As a result of the investigation into the quality of PVC pipe that JM Eagle has provided, the Nevada Department of Public Works, the cities of San Diego and Sparks, Nevada, as well as at least three water districts in Nevada and California (Truckee Meadows Water Authority, North Marin Water District and Alameda County Water District) have removed JM products from their approved-products lists for purchases.

In a case of this size, a government’s decision to intervene or not is more political than legal. I don’t mean that in a pejorative sense: when a government brings a multi-million-dollar lawsuit against one of its major suppliers, there’s a lot more at stake than a settlement or judgment.

It’s thus hard to read the tea leaves on the differing federal and state decisions. I’m sure the plaintiff’s lawyers are quick to remind that the federal government usually does not intervene, and that the non-intervention is likely a product of limited resources and the federal government’s belief that the state intervention (and the experience of the plaintiff’s counsel) will ensure the claims are prosecuted in a diligent and thorough manner.

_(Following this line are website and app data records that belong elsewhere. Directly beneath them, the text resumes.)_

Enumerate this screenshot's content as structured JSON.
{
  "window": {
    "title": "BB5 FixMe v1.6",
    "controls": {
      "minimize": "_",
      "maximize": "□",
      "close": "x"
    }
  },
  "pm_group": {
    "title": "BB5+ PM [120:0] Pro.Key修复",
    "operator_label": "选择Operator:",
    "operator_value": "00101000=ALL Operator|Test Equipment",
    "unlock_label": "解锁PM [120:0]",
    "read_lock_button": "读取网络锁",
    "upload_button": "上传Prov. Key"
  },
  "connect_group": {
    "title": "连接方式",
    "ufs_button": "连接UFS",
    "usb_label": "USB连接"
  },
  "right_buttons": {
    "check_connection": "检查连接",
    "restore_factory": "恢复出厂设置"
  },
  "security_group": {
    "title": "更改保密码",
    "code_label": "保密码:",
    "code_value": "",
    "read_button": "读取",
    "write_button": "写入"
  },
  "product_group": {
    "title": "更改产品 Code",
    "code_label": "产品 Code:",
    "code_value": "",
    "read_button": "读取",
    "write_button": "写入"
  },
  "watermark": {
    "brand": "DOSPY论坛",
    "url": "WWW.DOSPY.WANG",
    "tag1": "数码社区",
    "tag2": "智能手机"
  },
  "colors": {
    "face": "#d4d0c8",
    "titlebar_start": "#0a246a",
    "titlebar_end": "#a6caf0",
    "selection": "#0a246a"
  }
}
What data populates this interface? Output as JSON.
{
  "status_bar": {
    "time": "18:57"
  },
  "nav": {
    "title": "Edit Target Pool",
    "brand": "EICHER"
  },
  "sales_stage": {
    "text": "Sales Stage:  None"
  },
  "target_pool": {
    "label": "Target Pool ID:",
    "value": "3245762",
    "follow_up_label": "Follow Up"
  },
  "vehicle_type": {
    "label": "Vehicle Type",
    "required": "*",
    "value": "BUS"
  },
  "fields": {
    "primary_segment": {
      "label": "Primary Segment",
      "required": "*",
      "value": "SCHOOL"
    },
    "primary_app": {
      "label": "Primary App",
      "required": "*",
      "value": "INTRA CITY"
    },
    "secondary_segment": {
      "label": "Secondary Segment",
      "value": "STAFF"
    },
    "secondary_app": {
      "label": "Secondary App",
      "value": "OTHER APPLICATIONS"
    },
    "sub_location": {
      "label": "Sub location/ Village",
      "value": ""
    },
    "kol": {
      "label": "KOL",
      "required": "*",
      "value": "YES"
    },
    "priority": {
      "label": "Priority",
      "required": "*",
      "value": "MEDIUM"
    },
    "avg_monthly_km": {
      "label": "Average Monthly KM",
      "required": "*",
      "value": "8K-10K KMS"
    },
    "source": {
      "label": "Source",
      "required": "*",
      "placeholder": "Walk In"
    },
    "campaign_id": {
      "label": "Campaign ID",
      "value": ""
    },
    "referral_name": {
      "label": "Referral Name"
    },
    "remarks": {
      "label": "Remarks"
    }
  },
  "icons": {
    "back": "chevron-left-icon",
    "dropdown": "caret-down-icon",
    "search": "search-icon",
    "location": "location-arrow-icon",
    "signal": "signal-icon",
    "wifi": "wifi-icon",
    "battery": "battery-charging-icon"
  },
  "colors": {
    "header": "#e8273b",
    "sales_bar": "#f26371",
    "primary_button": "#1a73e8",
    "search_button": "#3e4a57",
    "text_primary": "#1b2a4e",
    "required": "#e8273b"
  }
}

On the flip side, I’m similarly sure the defendants’ lawyers consider the state interventions nothing more than cash-strapped states looking for "jackpot justice" from a profitable business.

An interesting one to watch, not least because the plaintiff’s claims are predicated entirely upon violation of third-party standards and codes (e.g., Underwriters Laboratories, American Water Works Association, American Society for Testing and Materials, and FM Approvals) that are incorporated into the government contracts.